“We felt from a logistics standpoint, from an operational standpoint, we needed to button-down football because, one, the number of student-athletes there. Once we got that solved, being able to apply those same procedures and protocols for the other sports will be straightforward.”
How it shakes out
That is to be determined.
While the Big Ten finally sees a way to have a season, COVID-19 continues to spread across the country, and athletic programs continue to deal with infections. At Tennessee, the football program recently had 44 players unable to practice because of positive COVID tests and subsequent contact tracing. The Big 12 has already had to postpone multiple games due to COVID-19.
Almost two weeks ago, IU shut down workouts for its men’s basketball, men’s soccer, field hockey, and wrestling programs following 14 positive results. IU football had to shut down for two weeks during the summer, as well, because of COVID positives within the program.
The Big Ten will use multiple metrics to determine whether practices or games can be held, including a “team” positivity rate and a “population” positivity rate.
Essentially, the team rate will be the weekly average of tests that are coming back positive from players, coaches, and staff. If the rate is between 0-2 percent, it remains in a “green” for “go” state. Between 2-5 percent is “orange.” Greater than 5 percent, or “red,” would halt competition.
The population rate gauges how many infected individuals are currently in a team’s “bubble” versus the number of individuals at risk of infection. If greater than 7.5 percent of the team’s population is positive for COVID-19, the team will not be able to practice or play games.
Borchers also said the infection rates in campus communities will be considered, though there are no set thresholds put forward by the Big Ten for a city or county.
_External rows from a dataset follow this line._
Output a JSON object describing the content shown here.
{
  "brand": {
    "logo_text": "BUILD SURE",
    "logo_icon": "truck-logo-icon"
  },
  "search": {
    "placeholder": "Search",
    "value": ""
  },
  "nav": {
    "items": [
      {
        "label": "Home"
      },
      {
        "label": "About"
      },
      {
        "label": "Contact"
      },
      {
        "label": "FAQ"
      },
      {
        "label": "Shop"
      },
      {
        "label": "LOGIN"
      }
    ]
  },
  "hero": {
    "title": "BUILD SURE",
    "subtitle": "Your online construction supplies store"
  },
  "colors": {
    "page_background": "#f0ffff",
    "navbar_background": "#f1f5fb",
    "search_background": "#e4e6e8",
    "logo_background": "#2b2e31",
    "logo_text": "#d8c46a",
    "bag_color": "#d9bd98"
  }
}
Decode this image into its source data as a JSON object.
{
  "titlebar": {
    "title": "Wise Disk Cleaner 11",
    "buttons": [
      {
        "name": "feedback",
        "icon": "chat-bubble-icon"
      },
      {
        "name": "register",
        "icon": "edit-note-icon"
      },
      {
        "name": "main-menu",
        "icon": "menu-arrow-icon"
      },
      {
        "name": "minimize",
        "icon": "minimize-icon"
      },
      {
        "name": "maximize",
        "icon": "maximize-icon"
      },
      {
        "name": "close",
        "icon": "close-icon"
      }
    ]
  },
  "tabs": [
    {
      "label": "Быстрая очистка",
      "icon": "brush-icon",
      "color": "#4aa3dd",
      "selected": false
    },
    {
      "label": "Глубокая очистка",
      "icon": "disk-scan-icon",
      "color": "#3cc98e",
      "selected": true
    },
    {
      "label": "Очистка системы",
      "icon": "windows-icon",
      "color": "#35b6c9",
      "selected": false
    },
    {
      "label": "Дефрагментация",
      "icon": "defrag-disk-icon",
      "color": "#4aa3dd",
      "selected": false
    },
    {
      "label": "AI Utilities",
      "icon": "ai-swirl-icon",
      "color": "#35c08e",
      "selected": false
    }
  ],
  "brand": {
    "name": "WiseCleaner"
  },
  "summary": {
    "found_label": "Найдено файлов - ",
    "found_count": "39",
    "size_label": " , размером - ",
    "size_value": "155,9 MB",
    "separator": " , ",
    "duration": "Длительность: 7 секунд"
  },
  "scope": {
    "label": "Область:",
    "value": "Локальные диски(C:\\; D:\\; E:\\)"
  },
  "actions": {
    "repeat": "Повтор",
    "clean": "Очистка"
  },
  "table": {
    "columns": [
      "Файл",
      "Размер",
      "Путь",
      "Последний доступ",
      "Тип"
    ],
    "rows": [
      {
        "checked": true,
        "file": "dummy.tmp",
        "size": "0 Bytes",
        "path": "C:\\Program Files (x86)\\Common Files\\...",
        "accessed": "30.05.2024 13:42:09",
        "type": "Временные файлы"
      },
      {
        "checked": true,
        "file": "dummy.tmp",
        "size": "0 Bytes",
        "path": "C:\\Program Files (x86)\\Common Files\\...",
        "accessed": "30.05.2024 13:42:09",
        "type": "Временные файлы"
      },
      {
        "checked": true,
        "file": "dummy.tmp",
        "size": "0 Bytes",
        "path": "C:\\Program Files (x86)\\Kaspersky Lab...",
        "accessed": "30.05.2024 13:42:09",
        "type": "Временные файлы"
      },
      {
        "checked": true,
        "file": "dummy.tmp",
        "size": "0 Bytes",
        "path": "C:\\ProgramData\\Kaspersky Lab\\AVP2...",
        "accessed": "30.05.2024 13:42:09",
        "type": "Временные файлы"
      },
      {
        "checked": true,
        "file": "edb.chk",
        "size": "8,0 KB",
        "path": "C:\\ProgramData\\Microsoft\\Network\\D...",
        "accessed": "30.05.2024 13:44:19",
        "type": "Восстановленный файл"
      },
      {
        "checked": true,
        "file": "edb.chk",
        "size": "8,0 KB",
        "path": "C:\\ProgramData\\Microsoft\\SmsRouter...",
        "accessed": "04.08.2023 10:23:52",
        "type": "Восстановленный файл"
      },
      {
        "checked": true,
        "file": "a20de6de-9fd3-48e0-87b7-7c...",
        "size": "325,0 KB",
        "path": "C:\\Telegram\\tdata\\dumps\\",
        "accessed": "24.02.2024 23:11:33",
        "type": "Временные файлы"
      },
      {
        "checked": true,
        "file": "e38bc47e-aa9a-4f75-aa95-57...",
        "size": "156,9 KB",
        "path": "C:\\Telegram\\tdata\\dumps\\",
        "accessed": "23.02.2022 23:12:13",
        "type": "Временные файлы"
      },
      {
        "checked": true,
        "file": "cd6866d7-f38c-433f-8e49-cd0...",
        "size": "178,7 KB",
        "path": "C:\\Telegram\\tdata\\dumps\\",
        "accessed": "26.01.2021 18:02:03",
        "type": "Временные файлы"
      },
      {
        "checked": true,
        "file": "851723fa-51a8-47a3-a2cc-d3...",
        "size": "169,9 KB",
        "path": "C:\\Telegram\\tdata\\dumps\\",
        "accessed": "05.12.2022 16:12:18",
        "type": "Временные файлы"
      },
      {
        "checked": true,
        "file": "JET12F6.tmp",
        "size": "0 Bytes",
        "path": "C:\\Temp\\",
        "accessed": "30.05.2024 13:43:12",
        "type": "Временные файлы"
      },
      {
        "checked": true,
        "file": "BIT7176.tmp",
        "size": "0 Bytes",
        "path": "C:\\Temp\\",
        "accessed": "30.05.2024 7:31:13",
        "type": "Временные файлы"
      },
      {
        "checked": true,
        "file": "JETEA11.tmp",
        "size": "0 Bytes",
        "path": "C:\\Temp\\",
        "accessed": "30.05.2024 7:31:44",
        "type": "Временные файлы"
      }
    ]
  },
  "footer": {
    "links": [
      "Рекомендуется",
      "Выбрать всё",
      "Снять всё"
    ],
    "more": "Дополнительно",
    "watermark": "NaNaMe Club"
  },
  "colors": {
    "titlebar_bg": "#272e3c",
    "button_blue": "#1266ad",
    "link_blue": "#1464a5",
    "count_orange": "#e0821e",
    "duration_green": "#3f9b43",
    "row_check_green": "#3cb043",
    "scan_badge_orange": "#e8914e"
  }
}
Again, the Big Ten is hoping by testing daily, and identifying infected individuals earlier, it can prevent those percentages from hitting “red.” But given the fact that everything with the pandemic is fluid and unpredictable, there are no guarantees.